The price per public unit is usually $10.00. Post-IPO, the units fall into the categories such as common stock and warrants, which can go to the market. The warrant intends to provide investors an additional compensation for their investment in the SPAC.


The units sold to the public comprise a fraction of a warrant, which allows the investors to purchase a whole share of common stock.

The public warrants are usually cash-settled. It means investors need to make full cash payment for the warrant to receive their shares.

How to Invest in SPACs to Create Wealth

Investing in SPACs is possible either by choosing individual securities or by putting money in a SPAC ETF.
The most successful SPACs in recent time are DraftKings, Luminar, QuantumScape, and Virgin Galactic. The stocks of these companies skyrocketed in a relatively short period.

The stock of DraftKings is up 380 percent, Luminar stock has gone up by 300 percent, QuantumScape stock is up by 479 percent, and Virgin Galactic stock has gone up by 186 percent since their SPAC deal.

Three stages while investing in SPACs:

  1. Pre-Announcement: This is mainly the planning phase when the idea of SPACs shapes up. In that stage, a SPAC is a blank-check company, with a board that expresses its intention to acquire in a specific industry.
  2. Pre-Merger: This is a stage before the merger when a SPAC is on the verge of becoming a hypergrowth company. In this phase, the SPAC announces a target company that it wants to acquire and has announced a date for shareholders to take a poll on this merger.
  3. Post-Merger: This is the post-merger stage when the SPAC officially becomes the target hypergrowth company. As soon as the merger is over, officially the hypergrowth company goes public.

In Stage 1, your investment is like betting on the SPAC founding team that is in the process of acquiring a company.

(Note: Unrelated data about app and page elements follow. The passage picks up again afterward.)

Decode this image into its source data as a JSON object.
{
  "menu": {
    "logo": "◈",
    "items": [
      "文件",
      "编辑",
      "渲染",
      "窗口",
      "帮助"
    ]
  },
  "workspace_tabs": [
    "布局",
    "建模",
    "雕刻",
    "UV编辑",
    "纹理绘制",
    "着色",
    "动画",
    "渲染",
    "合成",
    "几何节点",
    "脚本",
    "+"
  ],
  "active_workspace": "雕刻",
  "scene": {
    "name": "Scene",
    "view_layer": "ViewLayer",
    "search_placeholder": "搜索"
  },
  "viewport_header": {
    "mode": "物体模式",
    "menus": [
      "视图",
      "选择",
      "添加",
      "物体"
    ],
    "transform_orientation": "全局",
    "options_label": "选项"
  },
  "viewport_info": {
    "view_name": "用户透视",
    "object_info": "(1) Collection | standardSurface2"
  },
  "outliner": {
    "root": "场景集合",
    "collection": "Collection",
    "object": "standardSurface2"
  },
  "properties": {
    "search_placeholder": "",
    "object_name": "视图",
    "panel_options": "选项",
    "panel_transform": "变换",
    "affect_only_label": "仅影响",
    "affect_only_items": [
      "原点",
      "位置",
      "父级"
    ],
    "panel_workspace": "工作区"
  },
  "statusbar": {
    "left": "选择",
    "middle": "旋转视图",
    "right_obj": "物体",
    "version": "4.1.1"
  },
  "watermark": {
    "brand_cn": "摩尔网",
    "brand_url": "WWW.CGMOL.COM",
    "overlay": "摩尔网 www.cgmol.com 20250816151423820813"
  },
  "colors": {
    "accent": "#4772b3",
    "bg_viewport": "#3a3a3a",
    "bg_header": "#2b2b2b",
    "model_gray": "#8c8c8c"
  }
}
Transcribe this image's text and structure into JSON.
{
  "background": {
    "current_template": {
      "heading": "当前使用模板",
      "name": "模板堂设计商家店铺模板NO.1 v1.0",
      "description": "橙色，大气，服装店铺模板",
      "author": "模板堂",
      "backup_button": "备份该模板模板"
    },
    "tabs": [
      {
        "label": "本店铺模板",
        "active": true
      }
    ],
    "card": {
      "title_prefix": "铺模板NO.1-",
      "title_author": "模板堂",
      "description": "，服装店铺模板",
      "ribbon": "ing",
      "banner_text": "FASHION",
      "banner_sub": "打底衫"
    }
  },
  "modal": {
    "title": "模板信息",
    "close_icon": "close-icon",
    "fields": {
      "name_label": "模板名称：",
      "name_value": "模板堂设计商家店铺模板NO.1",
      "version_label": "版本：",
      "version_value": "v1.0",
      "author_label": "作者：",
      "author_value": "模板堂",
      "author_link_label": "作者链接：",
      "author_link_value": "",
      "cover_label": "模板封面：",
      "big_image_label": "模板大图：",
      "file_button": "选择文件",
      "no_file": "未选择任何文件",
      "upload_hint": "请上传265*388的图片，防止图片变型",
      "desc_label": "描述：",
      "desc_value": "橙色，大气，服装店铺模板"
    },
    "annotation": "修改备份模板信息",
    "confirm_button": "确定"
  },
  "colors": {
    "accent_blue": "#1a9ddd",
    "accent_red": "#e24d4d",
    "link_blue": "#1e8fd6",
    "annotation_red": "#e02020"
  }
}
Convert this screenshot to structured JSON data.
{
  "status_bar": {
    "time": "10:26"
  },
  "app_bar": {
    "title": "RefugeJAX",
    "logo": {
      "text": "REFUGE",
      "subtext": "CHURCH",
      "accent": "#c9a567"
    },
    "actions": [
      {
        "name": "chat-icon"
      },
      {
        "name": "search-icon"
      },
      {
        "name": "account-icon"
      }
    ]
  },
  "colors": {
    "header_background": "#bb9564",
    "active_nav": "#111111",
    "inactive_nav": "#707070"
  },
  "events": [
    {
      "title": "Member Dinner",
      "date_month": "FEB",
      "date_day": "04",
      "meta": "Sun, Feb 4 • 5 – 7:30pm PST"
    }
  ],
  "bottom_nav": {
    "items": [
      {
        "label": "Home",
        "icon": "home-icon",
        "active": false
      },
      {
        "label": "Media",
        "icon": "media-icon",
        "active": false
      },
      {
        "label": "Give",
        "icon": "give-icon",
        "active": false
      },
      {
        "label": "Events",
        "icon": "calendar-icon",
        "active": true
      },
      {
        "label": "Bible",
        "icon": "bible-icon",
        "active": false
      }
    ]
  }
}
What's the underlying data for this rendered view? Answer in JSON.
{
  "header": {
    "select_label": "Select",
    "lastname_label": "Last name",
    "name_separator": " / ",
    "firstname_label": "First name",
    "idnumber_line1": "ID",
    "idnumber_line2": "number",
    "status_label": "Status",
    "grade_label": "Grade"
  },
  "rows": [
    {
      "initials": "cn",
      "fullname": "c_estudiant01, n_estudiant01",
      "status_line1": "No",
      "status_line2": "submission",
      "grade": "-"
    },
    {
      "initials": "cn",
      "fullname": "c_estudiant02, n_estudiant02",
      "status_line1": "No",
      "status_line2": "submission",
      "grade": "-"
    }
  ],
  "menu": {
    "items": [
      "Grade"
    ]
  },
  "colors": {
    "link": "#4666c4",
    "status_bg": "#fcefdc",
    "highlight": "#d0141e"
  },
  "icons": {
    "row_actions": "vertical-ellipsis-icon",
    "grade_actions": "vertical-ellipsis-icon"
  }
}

It is a risky bet for sure, but often it is worth it because the founders of most of these SPACs are some of the top corporate executives like Chamath Palihapitiya of Social Capital Hedosophia Holdings Corp.

Chamath, who invested in Virgin Galactic, has more than tripled his stocks to top $1 billion in 2020. Besides, Chamath’s other SPAC investment in Opendoor (NYSE: IPOB) has been a great success. Putting your money on Chamath’s third SPAC can be equally successful.

In Stage 2, you would be investing in the prospect of the target company’s sustained success and the SPAC’s ability to close the merger. However, there is always a risk that the SPAC may not close the merger and the target company stays private.

In Stage 3, all the technical execution risks go away, and you can put your money on the long-term success of the target company.

You can invest in any of the three stages of a SPAC’s lifecycle. However, investment parameters vary in each stage.

The raised capital through the SPAC IPO converts into government bonds until the merger closes. During this time, shareholders can leave the company by either liquidating or selling their stakes.

Closing Words

Investment in Shares (Source: Unsplash.com)

In 2020, many prominent investors initiated SPACs or considering doing so this year.

Historically, investing in SPACs has been less profitable for individual investors. Many SPACs underperform in the stock market and subsequently, their price comes down below the initial offering.

On the other hand, SPACs are getting more popular among institutional investors. They have attracted some big names, including Credit Suisse, Deutsche Bank, and Goldman Sachs.

In 2021, we will likely witness a new breed of SPACs focusing on growing sectors like technology or consumer retail. By issuing a high number of shares, it will be easier for smaller investors to be a part of the SPAC growth.